" But especially when we come to die, cs and must immediately appear before " this God, and expect to enter into his “ rest, then the difference will plainly " appear; then what a joy will it be to “ think, I am going to the place I daily “ conversed in, to the place from whence “ I tasted such frequent delights, to the “ God whom I met in my meditation so “ often. On the contrary, what a terror - will it be to think, I must die and go I “ know not whither, from a place where “ I am acquainted, to a place where I “ have no familiarity or knowledge. It 6 is inexpressible horror to a dying man * to have strange thoughts of God and “ heaven; I am persuaded the neglect of “ this duty so commonly makes death “ even to godly men, unwelcome and si uncomfortable." (Baxter's Saint's Rest.)

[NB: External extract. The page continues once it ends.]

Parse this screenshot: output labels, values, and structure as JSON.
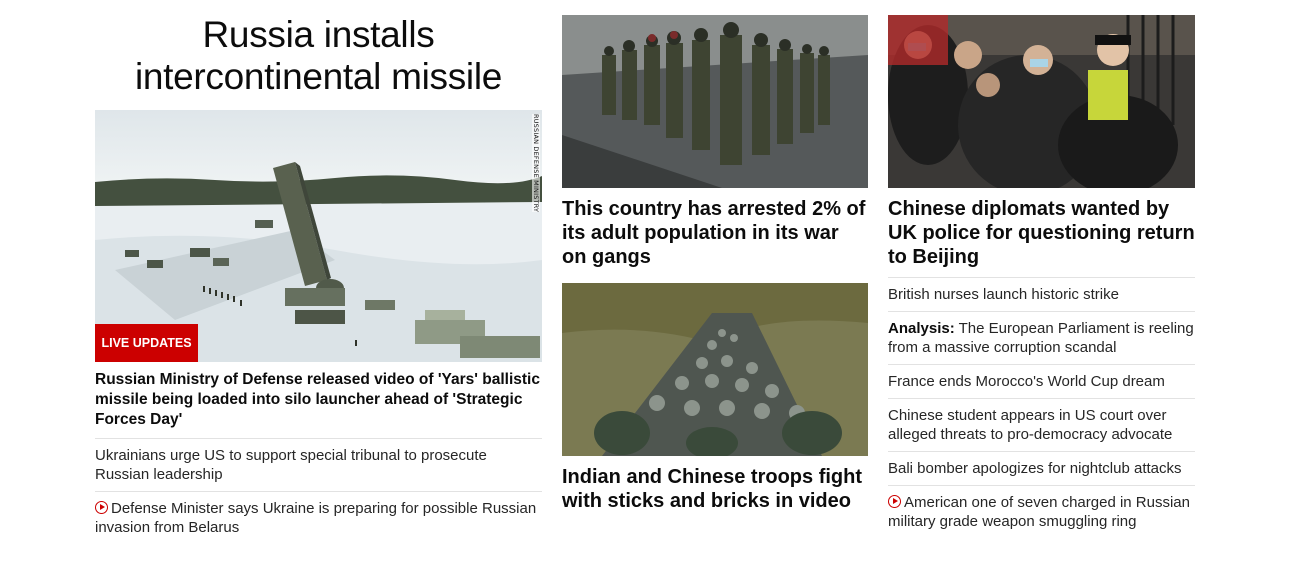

On the mercy of God.
Read Psalms 86th, 103rd, 107th, and 108th.-Genesis, 18th chapter, from verse 17th.---Deuteronomy, 4th chapter, from verse 25th to 41st.--Nehemiah, 9th chapter, from verse 6th.—Isaiah, 35th and 40th chapters.-Lamentations, 3rd chapter, from verse 22nd to 37th.-St. Matthew, 18th chapter, from verse 21st, and 20th chapter, from verse 30th.—St. Luke, 1st chapter, from verse 68, and the 15th chapter.- St. John, 8th chapter to verse 12th.-Romans, 5th chapter.- Ephesians, 2nd chapter, or the following texts :
Exodus, 34th chapter, and 6th verse. And the Lord passed by before him and
proclaimed the Lord, the Lord God, merciful and gracious, long suffering, and abundant in goodness and truth. • Daniel, 9th chapter, and 9th verse. To the Lord our God belong mercies and forgivenesses, though we have rebelled against him.
Micah, 7th chapter, and 18th verse. Who is a God like unto thee, that pardoneth iniquity, and passeth by the transgression of the remnant of his heritage ?, Jie retaineth not his anger for ever, because he delighteth in mercy. .
1st St. John, 1st chapter, and 9th verse. If we confess our sins, he is faithful and just to forgive us our sins, and to cleanse us from all unrighteousness.
Numbers, 23rd chapter, 19th verse. God is not a man that he should lie, neither the Son of man, that he should repent : hath he said, and shall he not do it? or hath he spoken, and shall he not make it good ?
Deuteronomy 7th chapter, 9th verse. Know therefore, that the Lord thy God, he is God, the faithful God, which keepeth covenant and mercy with them that love him, and keep his commandments, to a thousand generations.
Remark to the Sick. That the mercy of God extends over all mankind, and is displayed, in the forgiveness of their sins,—in the redemption of the world by our Lord Jesus Christ,ếin the means of grace which he has appointed, in the hope which he has given us of eternal life, in the daily provision he makes for our support and comfort,--and in the protection he affords us from the dangers by which we are surrounded. Mercy is the favourite attribute of God, and it is our duty constantly to regard him as merciful to all his works, at the same time remembering that he is just as well as merciful, and that though he will by no means clear the guilty, he displays his mercy most illustriously in giving them time and opportunity to repent, and